Reproduce each record exactly, but exclude every picture.

━━━ EXERCISE MATERIALS ━━━

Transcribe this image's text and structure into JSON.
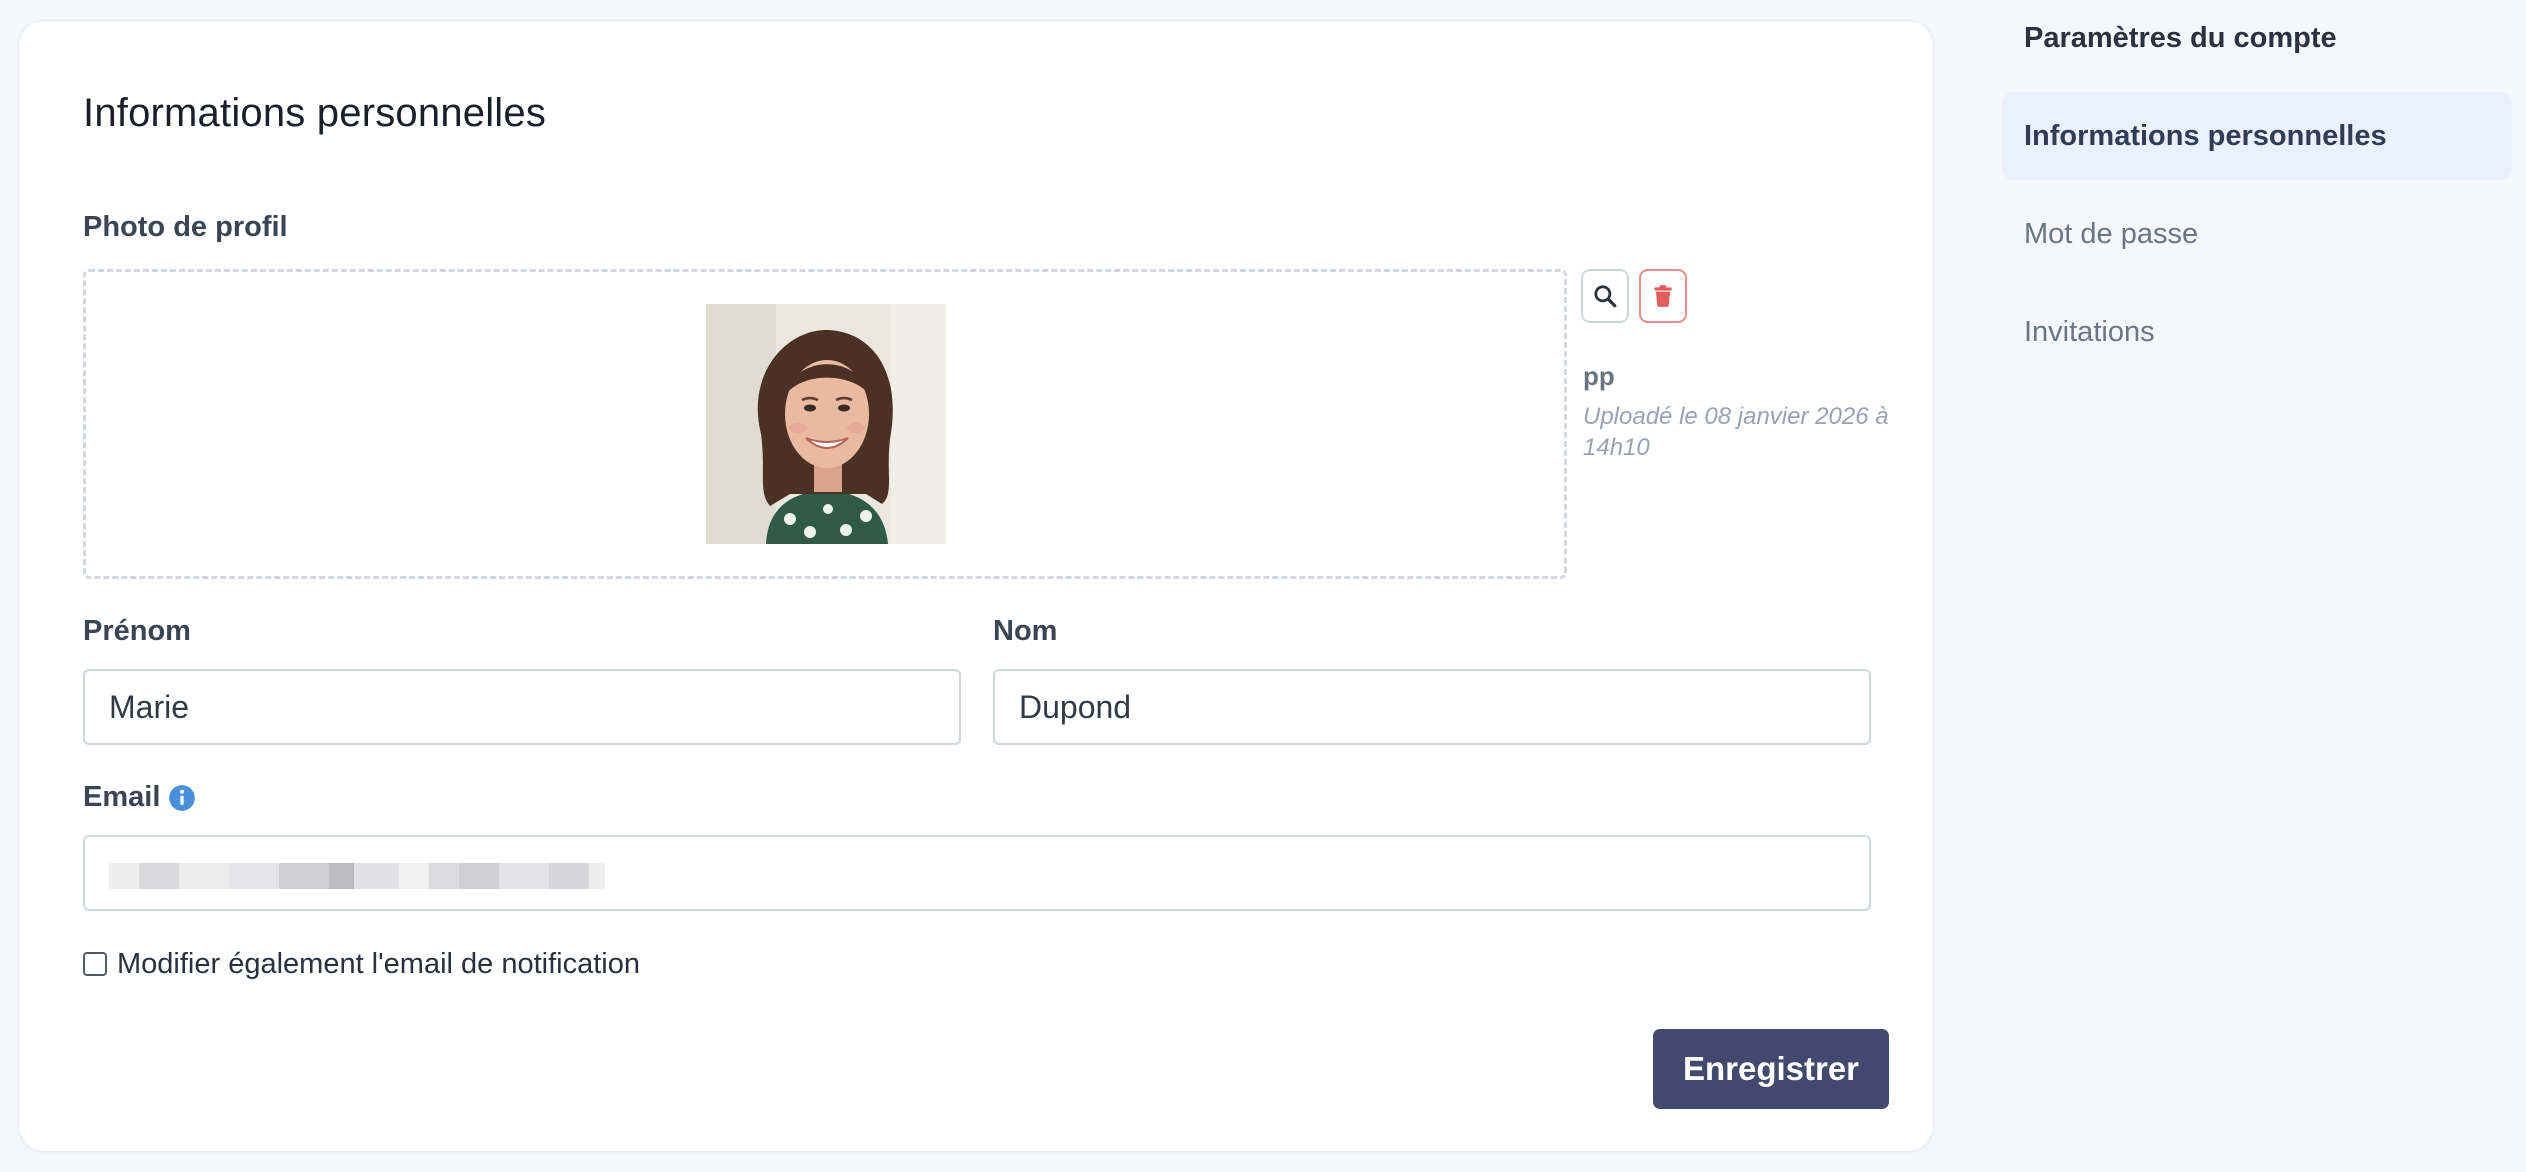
{
  "card": {
    "title": "Informations personnelles",
    "photo_label": "Photo de profil",
    "photo": {
      "file_name": "pp",
      "uploaded_text": "Uploadé le 08 janvier 2026 à 14h10"
    },
    "first_name": {
      "label": "Prénom",
      "value": "Marie"
    },
    "last_name": {
      "label": "Nom",
      "value": "Dupond"
    },
    "email": {
      "label": "Email"
    },
    "notify_checkbox": {
      "label": "Modifier également l'email de notification",
      "checked": false
    },
    "save_label": "Enregistrer"
  },
  "sidebar": {
    "title": "Paramètres du compte",
    "items": [
      {
        "label": "Informations personnelles",
        "active": true
      },
      {
        "label": "Mot de passe",
        "active": false
      },
      {
        "label": "Invitations",
        "active": false
      }
    ]
  },
  "icons": {
    "zoom": "magnifier-icon",
    "delete": "trash-icon",
    "info": "info-icon"
  },
  "colors": {
    "primary_button": "#414a6e",
    "delete_accent": "#e35d5d",
    "info_accent": "#4a90d9",
    "active_nav_bg": "#e8f1fc"
  }
}
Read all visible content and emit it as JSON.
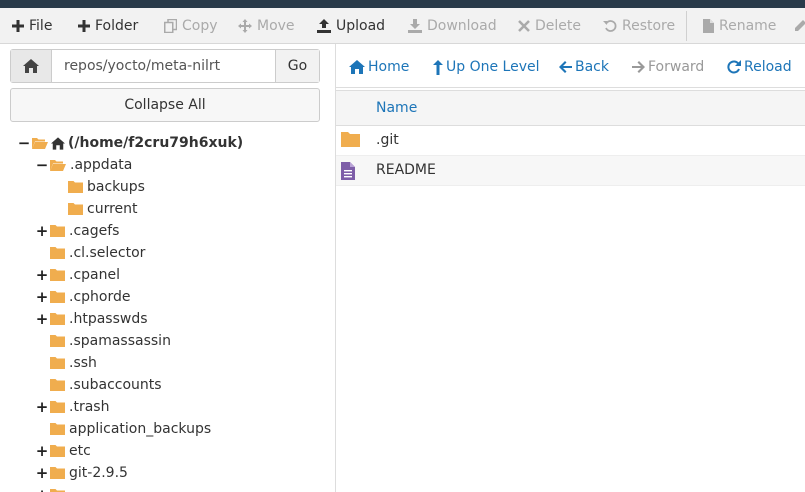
{
  "toolbar": {
    "file": "File",
    "folder": "Folder",
    "copy": "Copy",
    "move": "Move",
    "upload": "Upload",
    "download": "Download",
    "delete": "Delete",
    "restore": "Restore",
    "rename": "Rename"
  },
  "pathbar": {
    "value": "repos/yocto/meta-nilrt",
    "go": "Go"
  },
  "collapse_all": "Collapse All",
  "tree": {
    "root": "(/home/f2cru79h6xuk)",
    "nodes": [
      ".appdata",
      "backups",
      "current",
      ".cagefs",
      ".cl.selector",
      ".cpanel",
      ".cphorde",
      ".htpasswds",
      ".spamassassin",
      ".ssh",
      ".subaccounts",
      ".trash",
      "application_backups",
      "etc",
      "git-2.9.5"
    ]
  },
  "nav": {
    "home": "Home",
    "up": "Up One Level",
    "back": "Back",
    "forward": "Forward",
    "reload": "Reload"
  },
  "list": {
    "col_name": "Name",
    "rows": [
      {
        "name": ".git",
        "type": "folder"
      },
      {
        "name": "README",
        "type": "file"
      }
    ]
  },
  "colors": {
    "folder": "#f0ad4e",
    "link": "#1d75b8",
    "file_icon": "#7e5ea8",
    "header_bar": "#293a4a"
  }
}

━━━

● RESPONSE AREA:
Transcribe this image's text and structure into JSON.
{
  "card": {
    "title": "Informations personnelles",
    "photo_label": "Photo de profil",
    "photo": {
      "file_name": "pp",
      "uploaded_text": "Uploadé le 08 janvier 2026 à 14h10"
    },
    "first_name": {
      "label": "Prénom",
      "value": "Marie"
    },
    "last_name": {
      "label": "Nom",
      "value": "Dupond"
    },
    "email": {
      "label": "Email"
    },
    "notify_checkbox": {
      "label": "Modifier également l'email de notification",
      "checked": false
    },
    "save_label": "Enregistrer"
  },
  "sidebar": {
    "title": "Paramètres du compte",
    "items": [
      {
        "label": "Informations personnelles",
        "active": true
      },
      {
        "label": "Mot de passe",
        "active": false
      },
      {
        "label": "Invitations",
        "active": false
      }
    ]
  },
  "icons": {
    "zoom": "magnifier-icon",
    "delete": "trash-icon",
    "info": "info-icon"
  },
  "colors": {
    "primary_button": "#414a6e",
    "delete_accent": "#e35d5d",
    "info_accent": "#4a90d9",
    "active_nav_bg": "#e8f1fc"
  }
}
Read all visible content and emit it as JSON.
{
  "toolbar": {
    "file": "File",
    "folder": "Folder",
    "copy": "Copy",
    "move": "Move",
    "upload": "Upload",
    "download": "Download",
    "delete": "Delete",
    "restore": "Restore",
    "rename": "Rename"
  },
  "pathbar": {
    "value": "repos/yocto/meta-nilrt",
    "go": "Go"
  },
  "collapse_all": "Collapse All",
  "tree": {
    "root": "(/home/f2cru79h6xuk)",
    "nodes": [
      ".appdata",
      "backups",
      "current",
      ".cagefs",
      ".cl.selector",
      ".cpanel",
      ".cphorde",
      ".htpasswds",
      ".spamassassin",
      ".ssh",
      ".subaccounts",
      ".trash",
      "application_backups",
      "etc",
      "git-2.9.5"
    ]
  },
  "nav": {
    "home": "Home",
    "up": "Up One Level",
    "back": "Back",
    "forward": "Forward",
    "reload": "Reload"
  },
  "list": {
    "col_name": "Name",
    "rows": [
      {
        "name": ".git",
        "type": "folder"
      },
      {
        "name": "README",
        "type": "file"
      }
    ]
  },
  "colors": {
    "folder": "#f0ad4e",
    "link": "#1d75b8",
    "file_icon": "#7e5ea8",
    "header_bar": "#293a4a"
  }
}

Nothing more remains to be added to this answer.